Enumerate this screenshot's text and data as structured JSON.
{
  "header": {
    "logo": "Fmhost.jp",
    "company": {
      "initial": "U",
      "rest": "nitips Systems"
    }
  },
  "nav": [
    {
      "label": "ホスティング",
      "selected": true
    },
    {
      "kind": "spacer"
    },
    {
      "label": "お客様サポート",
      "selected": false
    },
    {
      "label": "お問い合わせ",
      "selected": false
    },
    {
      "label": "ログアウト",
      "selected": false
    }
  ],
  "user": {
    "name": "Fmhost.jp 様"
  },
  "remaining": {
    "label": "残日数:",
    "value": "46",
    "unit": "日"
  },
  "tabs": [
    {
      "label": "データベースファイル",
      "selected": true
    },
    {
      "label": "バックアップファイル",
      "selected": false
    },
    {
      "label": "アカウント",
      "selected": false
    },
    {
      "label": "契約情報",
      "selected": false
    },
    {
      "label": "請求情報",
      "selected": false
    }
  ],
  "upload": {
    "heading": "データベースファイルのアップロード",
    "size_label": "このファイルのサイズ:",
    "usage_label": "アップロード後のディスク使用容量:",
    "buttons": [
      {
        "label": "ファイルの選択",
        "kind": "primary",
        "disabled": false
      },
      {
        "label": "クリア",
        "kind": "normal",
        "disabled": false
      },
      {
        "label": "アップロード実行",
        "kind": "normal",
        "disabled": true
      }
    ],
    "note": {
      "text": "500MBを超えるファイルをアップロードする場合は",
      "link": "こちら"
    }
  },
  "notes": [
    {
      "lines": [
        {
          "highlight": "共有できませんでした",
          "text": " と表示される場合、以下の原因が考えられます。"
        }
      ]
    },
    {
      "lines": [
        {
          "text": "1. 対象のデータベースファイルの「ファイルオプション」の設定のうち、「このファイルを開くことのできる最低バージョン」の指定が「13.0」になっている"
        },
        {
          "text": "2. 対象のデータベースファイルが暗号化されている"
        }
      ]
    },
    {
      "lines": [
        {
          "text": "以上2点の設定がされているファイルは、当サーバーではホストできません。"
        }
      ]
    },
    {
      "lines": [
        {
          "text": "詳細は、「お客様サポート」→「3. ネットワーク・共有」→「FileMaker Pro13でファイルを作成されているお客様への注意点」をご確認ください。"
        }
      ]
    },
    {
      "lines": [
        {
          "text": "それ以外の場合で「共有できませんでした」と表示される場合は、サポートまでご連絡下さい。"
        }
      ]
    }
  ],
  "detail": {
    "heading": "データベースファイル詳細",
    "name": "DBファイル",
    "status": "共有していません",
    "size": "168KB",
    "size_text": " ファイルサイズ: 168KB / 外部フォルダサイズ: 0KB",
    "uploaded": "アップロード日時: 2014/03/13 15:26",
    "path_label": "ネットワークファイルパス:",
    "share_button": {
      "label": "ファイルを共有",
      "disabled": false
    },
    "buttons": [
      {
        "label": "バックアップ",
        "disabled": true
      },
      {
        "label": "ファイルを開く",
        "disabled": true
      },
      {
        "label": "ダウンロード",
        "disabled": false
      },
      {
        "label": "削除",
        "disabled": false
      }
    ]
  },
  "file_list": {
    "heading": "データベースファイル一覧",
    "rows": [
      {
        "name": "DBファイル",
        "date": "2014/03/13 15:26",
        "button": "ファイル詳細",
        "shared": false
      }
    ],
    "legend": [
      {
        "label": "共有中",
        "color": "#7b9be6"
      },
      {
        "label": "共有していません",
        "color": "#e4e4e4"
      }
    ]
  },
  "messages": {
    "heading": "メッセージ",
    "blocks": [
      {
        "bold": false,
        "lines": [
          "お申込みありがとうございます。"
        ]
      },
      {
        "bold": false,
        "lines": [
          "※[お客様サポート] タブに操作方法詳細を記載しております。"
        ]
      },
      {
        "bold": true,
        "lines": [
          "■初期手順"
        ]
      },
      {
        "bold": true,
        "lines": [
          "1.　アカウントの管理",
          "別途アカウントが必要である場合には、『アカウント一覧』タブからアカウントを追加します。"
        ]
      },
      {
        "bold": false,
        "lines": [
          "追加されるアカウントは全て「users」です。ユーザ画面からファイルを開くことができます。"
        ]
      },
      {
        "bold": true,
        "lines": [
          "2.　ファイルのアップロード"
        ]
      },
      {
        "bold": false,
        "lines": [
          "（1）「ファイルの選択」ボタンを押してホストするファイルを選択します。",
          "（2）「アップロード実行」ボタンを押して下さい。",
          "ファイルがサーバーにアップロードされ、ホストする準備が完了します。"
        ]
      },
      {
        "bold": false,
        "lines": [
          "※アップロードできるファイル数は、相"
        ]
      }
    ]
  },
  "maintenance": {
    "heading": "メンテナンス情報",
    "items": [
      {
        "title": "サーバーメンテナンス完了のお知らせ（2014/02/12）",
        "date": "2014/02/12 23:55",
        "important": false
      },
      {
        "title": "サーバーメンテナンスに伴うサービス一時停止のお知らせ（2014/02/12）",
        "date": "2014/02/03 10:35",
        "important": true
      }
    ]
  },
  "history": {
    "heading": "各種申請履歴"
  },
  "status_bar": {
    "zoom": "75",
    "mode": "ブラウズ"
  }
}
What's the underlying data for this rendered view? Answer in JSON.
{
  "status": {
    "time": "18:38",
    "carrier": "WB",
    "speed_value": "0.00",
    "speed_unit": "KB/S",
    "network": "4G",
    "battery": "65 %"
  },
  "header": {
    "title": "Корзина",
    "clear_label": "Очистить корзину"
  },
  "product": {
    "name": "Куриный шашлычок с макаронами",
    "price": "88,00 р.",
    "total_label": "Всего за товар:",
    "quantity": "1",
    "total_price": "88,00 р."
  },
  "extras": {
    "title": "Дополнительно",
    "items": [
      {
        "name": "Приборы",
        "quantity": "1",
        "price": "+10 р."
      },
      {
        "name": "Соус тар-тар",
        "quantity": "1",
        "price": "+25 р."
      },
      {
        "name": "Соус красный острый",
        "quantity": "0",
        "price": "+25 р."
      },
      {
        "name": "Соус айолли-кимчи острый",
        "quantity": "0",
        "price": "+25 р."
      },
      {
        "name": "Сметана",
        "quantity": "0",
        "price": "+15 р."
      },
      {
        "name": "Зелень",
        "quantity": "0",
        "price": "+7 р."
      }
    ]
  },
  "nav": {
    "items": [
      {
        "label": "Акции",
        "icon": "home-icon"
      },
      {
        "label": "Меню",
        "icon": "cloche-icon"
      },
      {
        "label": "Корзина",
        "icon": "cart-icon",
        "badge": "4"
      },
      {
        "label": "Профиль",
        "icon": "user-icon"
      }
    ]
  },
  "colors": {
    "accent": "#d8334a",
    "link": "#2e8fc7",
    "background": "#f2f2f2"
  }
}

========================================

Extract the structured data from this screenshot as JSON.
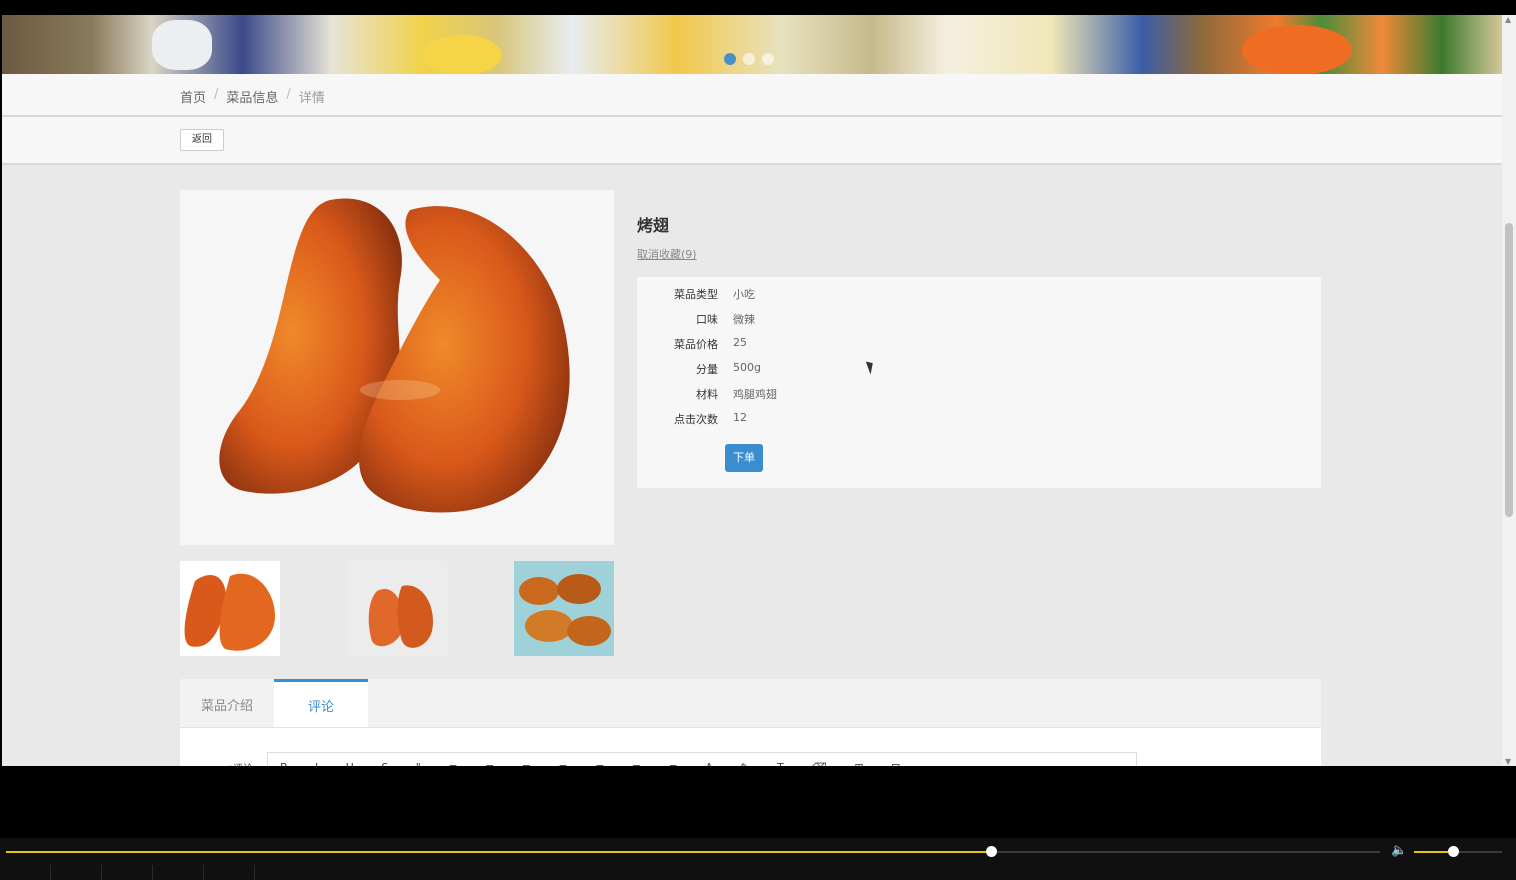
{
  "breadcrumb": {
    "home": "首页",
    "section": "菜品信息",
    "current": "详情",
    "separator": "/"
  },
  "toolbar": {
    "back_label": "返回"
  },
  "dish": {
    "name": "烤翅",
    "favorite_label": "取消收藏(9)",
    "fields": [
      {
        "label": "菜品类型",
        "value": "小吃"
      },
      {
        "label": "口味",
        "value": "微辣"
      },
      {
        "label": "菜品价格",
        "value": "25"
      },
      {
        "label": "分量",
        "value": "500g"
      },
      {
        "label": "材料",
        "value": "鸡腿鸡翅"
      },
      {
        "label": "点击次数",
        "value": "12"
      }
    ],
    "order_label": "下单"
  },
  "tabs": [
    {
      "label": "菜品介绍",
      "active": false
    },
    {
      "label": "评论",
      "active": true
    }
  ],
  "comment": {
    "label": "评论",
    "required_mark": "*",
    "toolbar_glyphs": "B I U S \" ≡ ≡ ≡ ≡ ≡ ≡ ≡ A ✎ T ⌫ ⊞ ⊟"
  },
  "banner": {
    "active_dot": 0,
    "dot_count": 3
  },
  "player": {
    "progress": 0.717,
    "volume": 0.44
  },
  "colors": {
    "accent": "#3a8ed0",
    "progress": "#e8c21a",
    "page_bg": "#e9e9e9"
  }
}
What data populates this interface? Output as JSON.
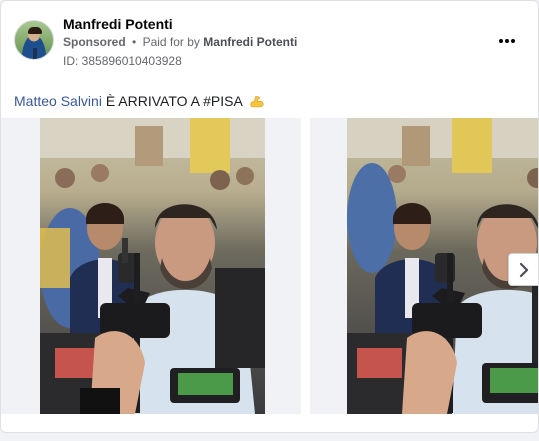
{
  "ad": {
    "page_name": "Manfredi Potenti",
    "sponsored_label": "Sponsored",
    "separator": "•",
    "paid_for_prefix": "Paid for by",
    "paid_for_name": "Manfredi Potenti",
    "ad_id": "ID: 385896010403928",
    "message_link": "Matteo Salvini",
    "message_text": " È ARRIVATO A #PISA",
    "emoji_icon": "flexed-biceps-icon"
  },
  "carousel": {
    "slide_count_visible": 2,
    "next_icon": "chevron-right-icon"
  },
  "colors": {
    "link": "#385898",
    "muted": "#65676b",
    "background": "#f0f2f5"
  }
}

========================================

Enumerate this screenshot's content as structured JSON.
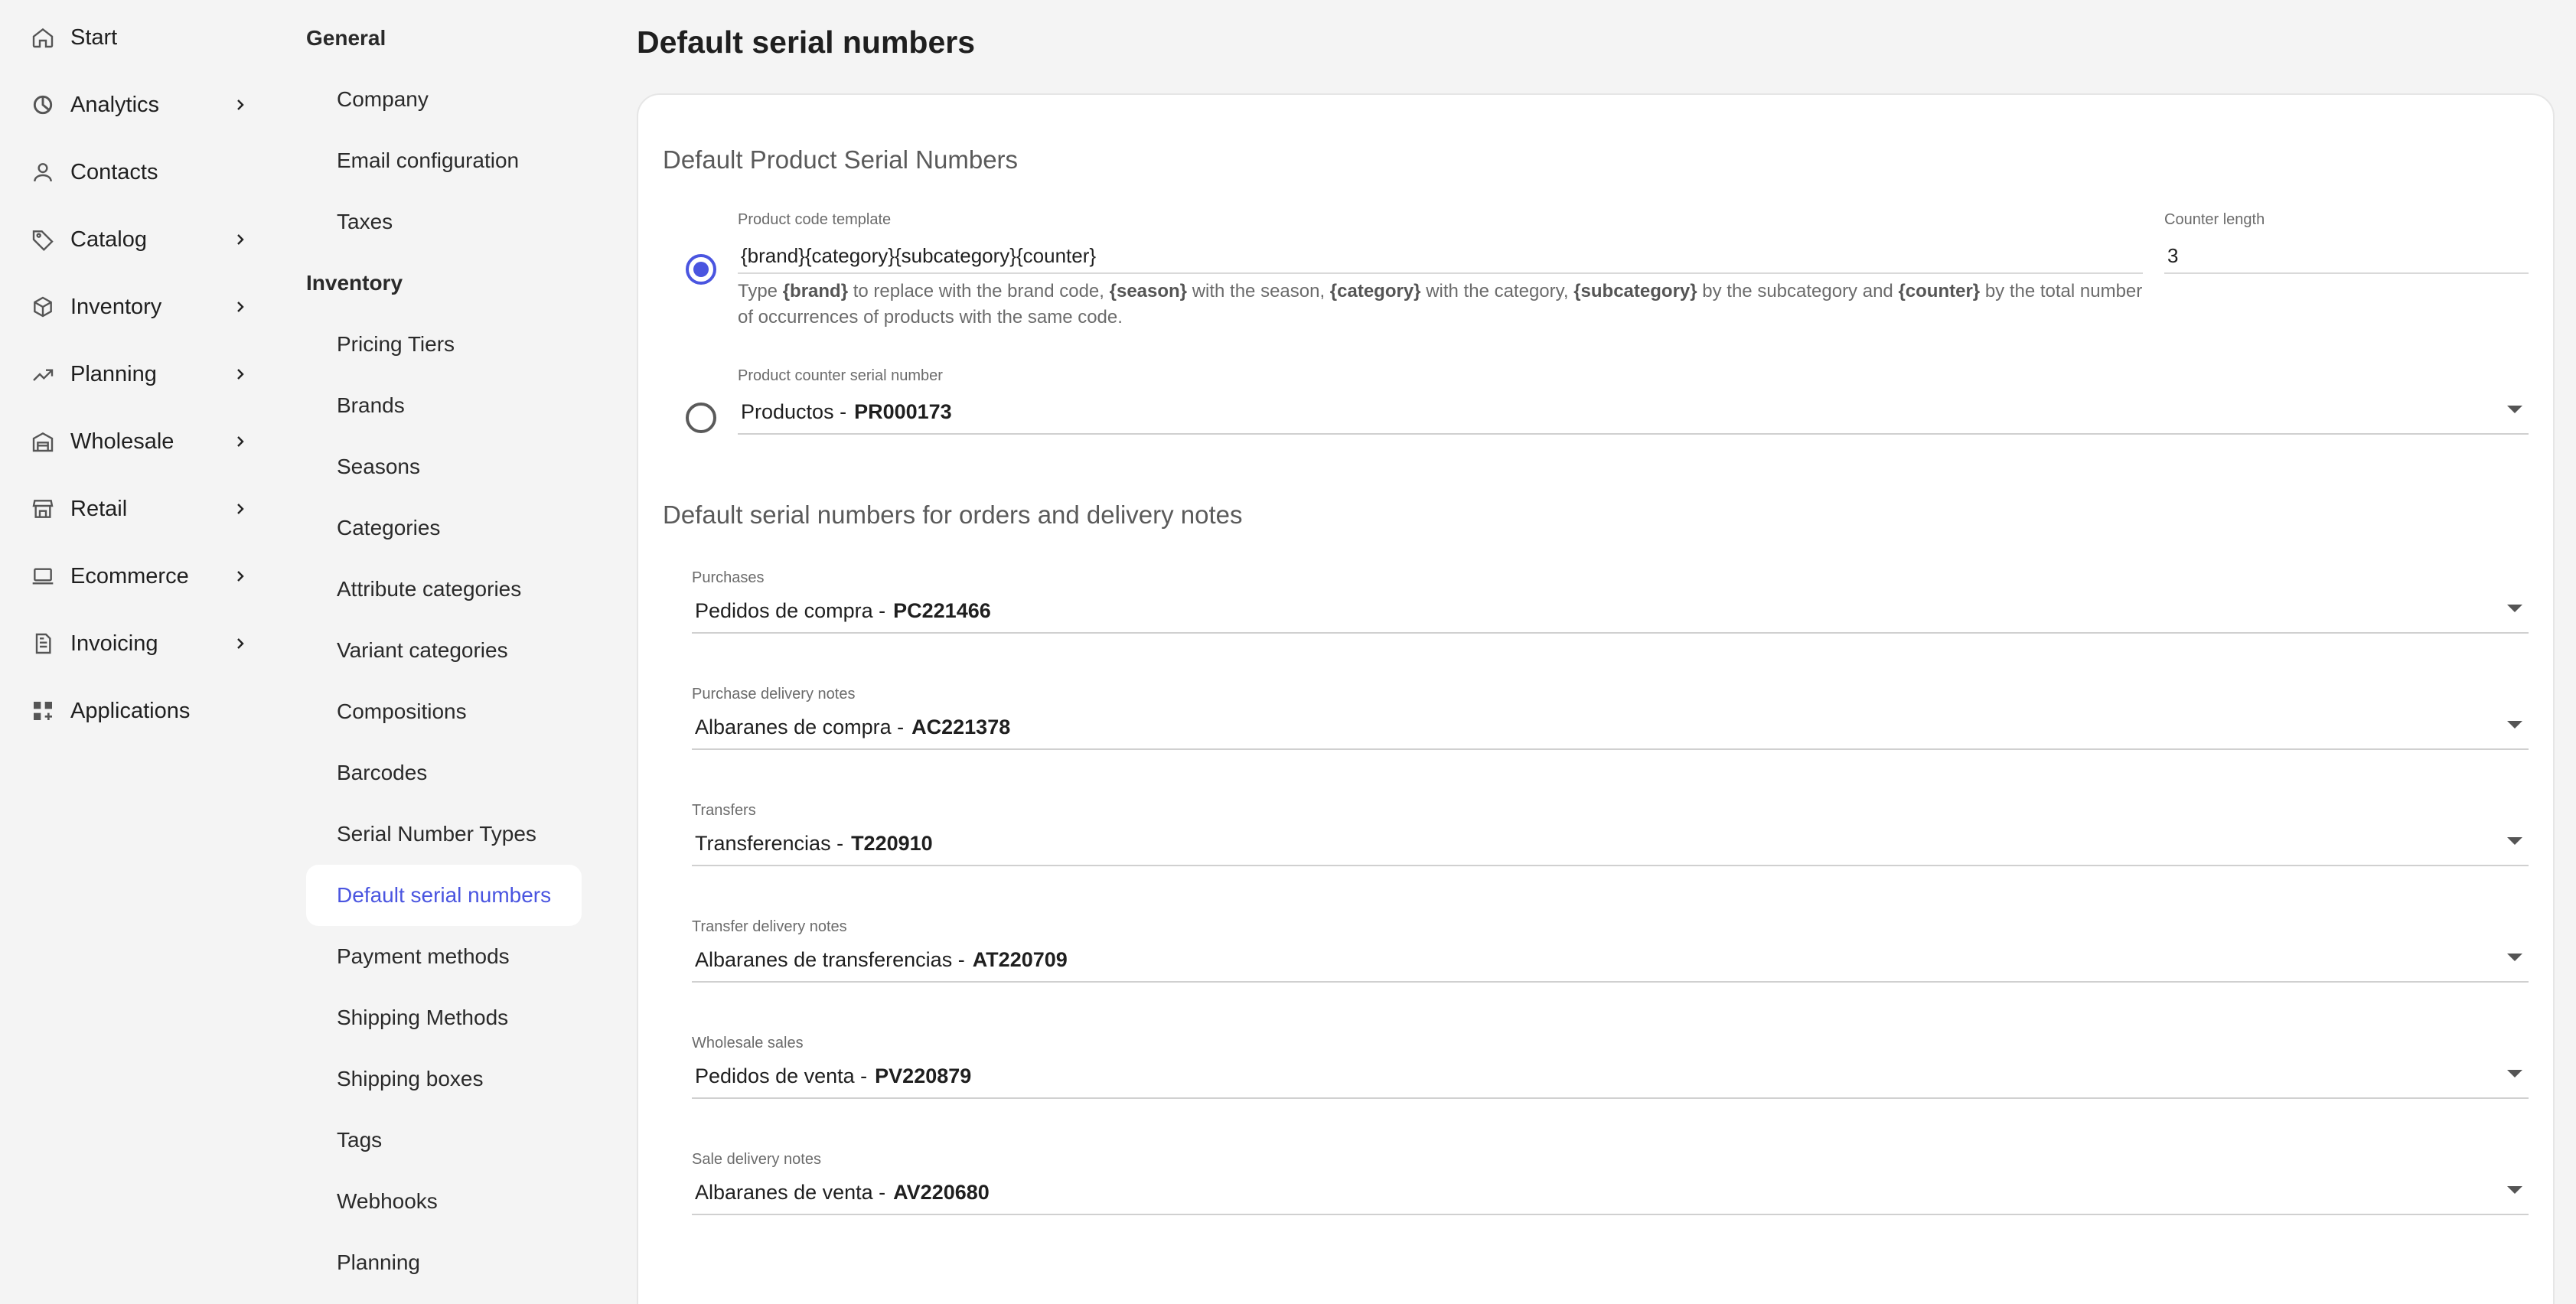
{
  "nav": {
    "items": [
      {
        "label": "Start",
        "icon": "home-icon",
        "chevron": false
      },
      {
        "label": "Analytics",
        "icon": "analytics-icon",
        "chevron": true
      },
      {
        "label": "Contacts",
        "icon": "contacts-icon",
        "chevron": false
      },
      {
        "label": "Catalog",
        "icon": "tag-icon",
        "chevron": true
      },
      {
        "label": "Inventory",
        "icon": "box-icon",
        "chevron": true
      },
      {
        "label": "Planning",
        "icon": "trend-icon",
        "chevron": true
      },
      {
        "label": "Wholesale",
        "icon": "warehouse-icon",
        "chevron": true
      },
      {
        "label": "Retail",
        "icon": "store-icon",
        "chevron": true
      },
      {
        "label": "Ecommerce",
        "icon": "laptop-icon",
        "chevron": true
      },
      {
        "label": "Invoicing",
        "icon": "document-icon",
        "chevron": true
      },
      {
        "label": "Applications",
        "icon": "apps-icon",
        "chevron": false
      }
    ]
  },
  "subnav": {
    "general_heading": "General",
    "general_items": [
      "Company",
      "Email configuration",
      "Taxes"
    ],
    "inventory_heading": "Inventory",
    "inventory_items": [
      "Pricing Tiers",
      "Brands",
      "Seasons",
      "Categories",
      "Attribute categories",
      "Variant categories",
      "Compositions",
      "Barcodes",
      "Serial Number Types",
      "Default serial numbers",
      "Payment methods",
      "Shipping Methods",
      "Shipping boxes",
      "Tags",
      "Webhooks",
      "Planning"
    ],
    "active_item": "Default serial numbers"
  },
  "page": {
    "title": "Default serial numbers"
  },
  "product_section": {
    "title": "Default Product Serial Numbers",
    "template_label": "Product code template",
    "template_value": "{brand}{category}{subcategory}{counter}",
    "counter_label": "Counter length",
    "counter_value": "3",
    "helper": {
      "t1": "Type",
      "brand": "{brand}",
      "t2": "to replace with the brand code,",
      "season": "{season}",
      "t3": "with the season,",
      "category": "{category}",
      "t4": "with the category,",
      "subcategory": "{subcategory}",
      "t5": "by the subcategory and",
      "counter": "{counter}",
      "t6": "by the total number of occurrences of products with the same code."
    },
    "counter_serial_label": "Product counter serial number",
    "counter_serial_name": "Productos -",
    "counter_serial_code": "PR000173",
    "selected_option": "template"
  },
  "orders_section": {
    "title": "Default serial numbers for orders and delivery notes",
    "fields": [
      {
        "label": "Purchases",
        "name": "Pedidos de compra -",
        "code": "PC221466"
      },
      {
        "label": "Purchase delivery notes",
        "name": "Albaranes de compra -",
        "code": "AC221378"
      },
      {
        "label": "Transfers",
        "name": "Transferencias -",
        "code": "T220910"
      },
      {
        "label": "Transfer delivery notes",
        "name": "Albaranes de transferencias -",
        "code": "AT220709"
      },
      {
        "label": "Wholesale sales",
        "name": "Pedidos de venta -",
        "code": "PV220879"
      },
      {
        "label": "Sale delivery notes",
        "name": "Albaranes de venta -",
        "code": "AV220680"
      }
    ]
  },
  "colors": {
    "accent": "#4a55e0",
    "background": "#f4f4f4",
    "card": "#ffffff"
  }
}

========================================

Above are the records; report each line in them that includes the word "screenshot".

Enumerate this screenshot's text and data as structured JSON.
Extract the structured data from this screenshot as JSON.
Enumerate this screenshot's content as structured JSON.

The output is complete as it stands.